**What is being asked:** Write out the records word for word.

Website and app data records
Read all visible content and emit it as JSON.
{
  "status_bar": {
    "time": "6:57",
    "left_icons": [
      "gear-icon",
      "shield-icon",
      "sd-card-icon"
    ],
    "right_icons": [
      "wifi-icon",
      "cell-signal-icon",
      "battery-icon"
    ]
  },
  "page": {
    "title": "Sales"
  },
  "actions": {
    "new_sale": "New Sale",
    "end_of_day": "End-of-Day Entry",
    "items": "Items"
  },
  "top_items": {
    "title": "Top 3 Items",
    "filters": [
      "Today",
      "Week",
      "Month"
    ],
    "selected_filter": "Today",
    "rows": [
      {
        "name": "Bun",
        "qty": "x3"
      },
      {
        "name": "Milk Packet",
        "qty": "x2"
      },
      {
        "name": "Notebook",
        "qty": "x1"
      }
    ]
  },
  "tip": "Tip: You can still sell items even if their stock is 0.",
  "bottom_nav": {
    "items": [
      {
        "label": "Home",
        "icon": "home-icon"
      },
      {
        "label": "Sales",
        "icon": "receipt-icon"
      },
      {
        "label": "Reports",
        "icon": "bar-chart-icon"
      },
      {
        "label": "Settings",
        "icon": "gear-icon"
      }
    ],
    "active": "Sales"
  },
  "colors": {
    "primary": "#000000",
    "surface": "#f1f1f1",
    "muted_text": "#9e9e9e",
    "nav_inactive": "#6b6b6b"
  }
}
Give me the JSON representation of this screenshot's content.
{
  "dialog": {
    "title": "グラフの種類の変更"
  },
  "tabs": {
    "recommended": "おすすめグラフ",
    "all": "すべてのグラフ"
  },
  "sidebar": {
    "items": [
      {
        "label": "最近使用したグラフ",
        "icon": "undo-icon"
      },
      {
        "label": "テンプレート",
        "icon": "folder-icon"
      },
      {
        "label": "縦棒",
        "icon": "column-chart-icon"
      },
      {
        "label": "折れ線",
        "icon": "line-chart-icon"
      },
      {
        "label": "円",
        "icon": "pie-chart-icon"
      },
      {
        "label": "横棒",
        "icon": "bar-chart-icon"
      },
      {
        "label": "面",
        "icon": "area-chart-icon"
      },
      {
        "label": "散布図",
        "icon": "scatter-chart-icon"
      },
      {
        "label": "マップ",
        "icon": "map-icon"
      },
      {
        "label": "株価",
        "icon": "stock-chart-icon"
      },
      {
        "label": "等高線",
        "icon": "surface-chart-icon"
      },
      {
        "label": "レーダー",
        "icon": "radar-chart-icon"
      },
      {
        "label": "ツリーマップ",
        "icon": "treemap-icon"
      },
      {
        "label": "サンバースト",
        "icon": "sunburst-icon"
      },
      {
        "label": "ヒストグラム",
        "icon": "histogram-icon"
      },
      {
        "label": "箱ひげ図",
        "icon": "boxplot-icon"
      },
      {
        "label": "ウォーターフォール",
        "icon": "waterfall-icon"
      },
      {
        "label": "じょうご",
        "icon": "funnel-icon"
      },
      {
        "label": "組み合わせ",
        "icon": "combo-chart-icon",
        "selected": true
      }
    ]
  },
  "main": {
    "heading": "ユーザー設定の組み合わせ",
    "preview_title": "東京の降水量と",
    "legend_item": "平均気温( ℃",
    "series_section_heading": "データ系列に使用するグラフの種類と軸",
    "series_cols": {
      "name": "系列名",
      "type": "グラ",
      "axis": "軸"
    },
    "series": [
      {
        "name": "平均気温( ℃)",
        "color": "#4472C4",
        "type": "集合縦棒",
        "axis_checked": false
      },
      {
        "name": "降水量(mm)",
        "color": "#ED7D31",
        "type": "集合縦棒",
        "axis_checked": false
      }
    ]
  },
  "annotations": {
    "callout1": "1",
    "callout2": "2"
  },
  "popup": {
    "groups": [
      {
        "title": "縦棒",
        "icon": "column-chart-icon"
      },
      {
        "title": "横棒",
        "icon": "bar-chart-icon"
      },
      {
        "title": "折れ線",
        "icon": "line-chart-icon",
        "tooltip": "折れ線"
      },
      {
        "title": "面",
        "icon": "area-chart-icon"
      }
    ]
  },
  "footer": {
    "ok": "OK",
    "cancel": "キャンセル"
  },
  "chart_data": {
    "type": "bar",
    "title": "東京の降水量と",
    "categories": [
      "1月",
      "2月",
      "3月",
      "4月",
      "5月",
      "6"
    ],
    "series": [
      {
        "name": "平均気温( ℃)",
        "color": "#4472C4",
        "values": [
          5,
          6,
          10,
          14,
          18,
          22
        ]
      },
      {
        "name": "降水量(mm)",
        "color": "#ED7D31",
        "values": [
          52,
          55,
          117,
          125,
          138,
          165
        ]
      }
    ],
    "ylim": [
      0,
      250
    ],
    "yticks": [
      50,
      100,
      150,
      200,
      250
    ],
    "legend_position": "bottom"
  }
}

**Your response:**
Read all visible content and emit it as JSON.
{
  "status_bar": {
    "time": "6:57",
    "left_icons": [
      "gear-icon",
      "shield-icon",
      "sd-card-icon"
    ],
    "right_icons": [
      "wifi-icon",
      "cell-signal-icon",
      "battery-icon"
    ]
  },
  "page": {
    "title": "Sales"
  },
  "actions": {
    "new_sale": "New Sale",
    "end_of_day": "End-of-Day Entry",
    "items": "Items"
  },
  "top_items": {
    "title": "Top 3 Items",
    "filters": [
      "Today",
      "Week",
      "Month"
    ],
    "selected_filter": "Today",
    "rows": [
      {
        "name": "Bun",
        "qty": "x3"
      },
      {
        "name": "Milk Packet",
        "qty": "x2"
      },
      {
        "name": "Notebook",
        "qty": "x1"
      }
    ]
  },
  "tip": "Tip: You can still sell items even if their stock is 0.",
  "bottom_nav": {
    "items": [
      {
        "label": "Home",
        "icon": "home-icon"
      },
      {
        "label": "Sales",
        "icon": "receipt-icon"
      },
      {
        "label": "Reports",
        "icon": "bar-chart-icon"
      },
      {
        "label": "Settings",
        "icon": "gear-icon"
      }
    ],
    "active": "Sales"
  },
  "colors": {
    "primary": "#000000",
    "surface": "#f1f1f1",
    "muted_text": "#9e9e9e",
    "nav_inactive": "#6b6b6b"
  }
}
Give me the JSON representation of this screenshot's content.
{
  "dialog": {
    "title": "グラフの種類の変更"
  },
  "tabs": {
    "recommended": "おすすめグラフ",
    "all": "すべてのグラフ"
  },
  "sidebar": {
    "items": [
      {
        "label": "最近使用したグラフ",
        "icon": "undo-icon"
      },
      {
        "label": "テンプレート",
        "icon": "folder-icon"
      },
      {
        "label": "縦棒",
        "icon": "column-chart-icon"
      },
      {
        "label": "折れ線",
        "icon": "line-chart-icon"
      },
      {
        "label": "円",
        "icon": "pie-chart-icon"
      },
      {
        "label": "横棒",
        "icon": "bar-chart-icon"
      },
      {
        "label": "面",
        "icon": "area-chart-icon"
      },
      {
        "label": "散布図",
        "icon": "scatter-chart-icon"
      },
      {
        "label": "マップ",
        "icon": "map-icon"
      },
      {
        "label": "株価",
        "icon": "stock-chart-icon"
      },
      {
        "label": "等高線",
        "icon": "surface-chart-icon"
      },
      {
        "label": "レーダー",
        "icon": "radar-chart-icon"
      },
      {
        "label": "ツリーマップ",
        "icon": "treemap-icon"
      },
      {
        "label": "サンバースト",
        "icon": "sunburst-icon"
      },
      {
        "label": "ヒストグラム",
        "icon": "histogram-icon"
      },
      {
        "label": "箱ひげ図",
        "icon": "boxplot-icon"
      },
      {
        "label": "ウォーターフォール",
        "icon": "waterfall-icon"
      },
      {
        "label": "じょうご",
        "icon": "funnel-icon"
      },
      {
        "label": "組み合わせ",
        "icon": "combo-chart-icon",
        "selected": true
      }
    ]
  },
  "main": {
    "heading": "ユーザー設定の組み合わせ",
    "preview_title": "東京の降水量と",
    "legend_item": "平均気温( ℃",
    "series_section_heading": "データ系列に使用するグラフの種類と軸",
    "series_cols": {
      "name": "系列名",
      "type": "グラ",
      "axis": "軸"
    },
    "series": [
      {
        "name": "平均気温( ℃)",
        "color": "#4472C4",
        "type": "集合縦棒",
        "axis_checked": false
      },
      {
        "name": "降水量(mm)",
        "color": "#ED7D31",
        "type": "集合縦棒",
        "axis_checked": false
      }
    ]
  },
  "annotations": {
    "callout1": "1",
    "callout2": "2"
  },
  "popup": {
    "groups": [
      {
        "title": "縦棒",
        "icon": "column-chart-icon"
      },
      {
        "title": "横棒",
        "icon": "bar-chart-icon"
      },
      {
        "title": "折れ線",
        "icon": "line-chart-icon",
        "tooltip": "折れ線"
      },
      {
        "title": "面",
        "icon": "area-chart-icon"
      }
    ]
  },
  "footer": {
    "ok": "OK",
    "cancel": "キャンセル"
  },
  "chart_data": {
    "type": "bar",
    "title": "東京の降水量と",
    "categories": [
      "1月",
      "2月",
      "3月",
      "4月",
      "5月",
      "6"
    ],
    "series": [
      {
        "name": "平均気温( ℃)",
        "color": "#4472C4",
        "values": [
          5,
          6,
          10,
          14,
          18,
          22
        ]
      },
      {
        "name": "降水量(mm)",
        "color": "#ED7D31",
        "values": [
          52,
          55,
          117,
          125,
          138,
          165
        ]
      }
    ],
    "ylim": [
      0,
      250
    ],
    "yticks": [
      50,
      100,
      150,
      200,
      250
    ],
    "legend_position": "bottom"
  }
}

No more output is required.